Items from a data source
☆ ☆ ☆
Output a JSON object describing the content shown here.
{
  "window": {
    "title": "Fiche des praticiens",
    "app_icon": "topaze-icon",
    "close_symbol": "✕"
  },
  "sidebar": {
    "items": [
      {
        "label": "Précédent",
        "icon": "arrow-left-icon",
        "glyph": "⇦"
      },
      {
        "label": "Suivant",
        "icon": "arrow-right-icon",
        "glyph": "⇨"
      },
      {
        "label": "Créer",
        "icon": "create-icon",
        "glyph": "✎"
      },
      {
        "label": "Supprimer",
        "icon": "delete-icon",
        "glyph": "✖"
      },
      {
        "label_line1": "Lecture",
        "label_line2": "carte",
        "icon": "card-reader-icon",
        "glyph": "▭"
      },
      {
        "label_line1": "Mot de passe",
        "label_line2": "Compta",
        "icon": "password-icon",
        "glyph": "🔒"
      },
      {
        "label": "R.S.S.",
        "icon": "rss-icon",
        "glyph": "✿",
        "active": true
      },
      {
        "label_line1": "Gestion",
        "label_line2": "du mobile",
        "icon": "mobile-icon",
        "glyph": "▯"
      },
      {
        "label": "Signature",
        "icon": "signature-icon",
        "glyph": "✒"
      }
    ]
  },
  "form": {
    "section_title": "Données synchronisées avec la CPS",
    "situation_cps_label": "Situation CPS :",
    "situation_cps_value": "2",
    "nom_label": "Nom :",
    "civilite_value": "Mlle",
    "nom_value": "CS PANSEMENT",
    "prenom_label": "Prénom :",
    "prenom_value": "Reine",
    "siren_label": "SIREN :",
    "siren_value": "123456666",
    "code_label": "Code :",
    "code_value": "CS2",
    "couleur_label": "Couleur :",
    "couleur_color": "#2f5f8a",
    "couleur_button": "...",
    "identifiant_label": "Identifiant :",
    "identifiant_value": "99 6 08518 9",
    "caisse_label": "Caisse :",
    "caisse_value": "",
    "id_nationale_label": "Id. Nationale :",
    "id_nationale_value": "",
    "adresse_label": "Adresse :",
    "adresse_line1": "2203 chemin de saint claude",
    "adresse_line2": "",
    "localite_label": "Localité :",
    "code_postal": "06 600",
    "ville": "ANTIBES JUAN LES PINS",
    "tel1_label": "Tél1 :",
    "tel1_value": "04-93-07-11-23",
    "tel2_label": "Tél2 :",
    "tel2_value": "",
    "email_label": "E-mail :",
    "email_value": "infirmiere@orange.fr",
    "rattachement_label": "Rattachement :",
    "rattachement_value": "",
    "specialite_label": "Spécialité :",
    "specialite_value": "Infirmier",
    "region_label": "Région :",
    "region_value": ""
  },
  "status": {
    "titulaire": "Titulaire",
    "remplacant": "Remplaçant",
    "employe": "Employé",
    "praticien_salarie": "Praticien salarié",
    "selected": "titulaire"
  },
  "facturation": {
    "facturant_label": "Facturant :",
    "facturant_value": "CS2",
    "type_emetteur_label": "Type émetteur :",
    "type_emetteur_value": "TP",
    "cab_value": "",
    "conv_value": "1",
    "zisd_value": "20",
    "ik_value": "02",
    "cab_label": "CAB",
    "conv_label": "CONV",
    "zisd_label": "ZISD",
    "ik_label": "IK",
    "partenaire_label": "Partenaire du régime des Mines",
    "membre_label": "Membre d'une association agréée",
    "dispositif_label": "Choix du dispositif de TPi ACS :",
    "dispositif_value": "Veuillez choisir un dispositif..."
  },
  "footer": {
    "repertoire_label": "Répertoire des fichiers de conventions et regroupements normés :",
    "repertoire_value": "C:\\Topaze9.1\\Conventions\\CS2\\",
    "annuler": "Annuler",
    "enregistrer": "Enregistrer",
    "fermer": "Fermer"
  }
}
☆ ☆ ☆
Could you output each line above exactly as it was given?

▸ RESULT OF THIS TASK:
Output a JSON object describing the content shown here.
{
  "window": {
    "title": "Fiche des praticiens",
    "app_icon": "topaze-icon",
    "close_symbol": "✕"
  },
  "sidebar": {
    "items": [
      {
        "label": "Précédent",
        "icon": "arrow-left-icon",
        "glyph": "⇦"
      },
      {
        "label": "Suivant",
        "icon": "arrow-right-icon",
        "glyph": "⇨"
      },
      {
        "label": "Créer",
        "icon": "create-icon",
        "glyph": "✎"
      },
      {
        "label": "Supprimer",
        "icon": "delete-icon",
        "glyph": "✖"
      },
      {
        "label_line1": "Lecture",
        "label_line2": "carte",
        "icon": "card-reader-icon",
        "glyph": "▭"
      },
      {
        "label_line1": "Mot de passe",
        "label_line2": "Compta",
        "icon": "password-icon",
        "glyph": "🔒"
      },
      {
        "label": "R.S.S.",
        "icon": "rss-icon",
        "glyph": "✿",
        "active": true
      },
      {
        "label_line1": "Gestion",
        "label_line2": "du mobile",
        "icon": "mobile-icon",
        "glyph": "▯"
      },
      {
        "label": "Signature",
        "icon": "signature-icon",
        "glyph": "✒"
      }
    ]
  },
  "form": {
    "section_title": "Données synchronisées avec la CPS",
    "situation_cps_label": "Situation CPS :",
    "situation_cps_value": "2",
    "nom_label": "Nom :",
    "civilite_value": "Mlle",
    "nom_value": "CS PANSEMENT",
    "prenom_label": "Prénom :",
    "prenom_value": "Reine",
    "siren_label": "SIREN :",
    "siren_value": "123456666",
    "code_label": "Code :",
    "code_value": "CS2",
    "couleur_label": "Couleur :",
    "couleur_color": "#2f5f8a",
    "couleur_button": "...",
    "identifiant_label": "Identifiant :",
    "identifiant_value": "99 6 08518 9",
    "caisse_label": "Caisse :",
    "caisse_value": "",
    "id_nationale_label": "Id. Nationale :",
    "id_nationale_value": "",
    "adresse_label": "Adresse :",
    "adresse_line1": "2203 chemin de saint claude",
    "adresse_line2": "",
    "localite_label": "Localité :",
    "code_postal": "06 600",
    "ville": "ANTIBES JUAN LES PINS",
    "tel1_label": "Tél1 :",
    "tel1_value": "04-93-07-11-23",
    "tel2_label": "Tél2 :",
    "tel2_value": "",
    "email_label": "E-mail :",
    "email_value": "infirmiere@orange.fr",
    "rattachement_label": "Rattachement :",
    "rattachement_value": "",
    "specialite_label": "Spécialité :",
    "specialite_value": "Infirmier",
    "region_label": "Région :",
    "region_value": ""
  },
  "status": {
    "titulaire": "Titulaire",
    "remplacant": "Remplaçant",
    "employe": "Employé",
    "praticien_salarie": "Praticien salarié",
    "selected": "titulaire"
  },
  "facturation": {
    "facturant_label": "Facturant :",
    "facturant_value": "CS2",
    "type_emetteur_label": "Type émetteur :",
    "type_emetteur_value": "TP",
    "cab_value": "",
    "conv_value": "1",
    "zisd_value": "20",
    "ik_value": "02",
    "cab_label": "CAB",
    "conv_label": "CONV",
    "zisd_label": "ZISD",
    "ik_label": "IK",
    "partenaire_label": "Partenaire du régime des Mines",
    "membre_label": "Membre d'une association agréée",
    "dispositif_label": "Choix du dispositif de TPi ACS :",
    "dispositif_value": "Veuillez choisir un dispositif..."
  },
  "footer": {
    "repertoire_label": "Répertoire des fichiers de conventions et regroupements normés :",
    "repertoire_value": "C:\\Topaze9.1\\Conventions\\CS2\\",
    "annuler": "Annuler",
    "enregistrer": "Enregistrer",
    "fermer": "Fermer"
  }
}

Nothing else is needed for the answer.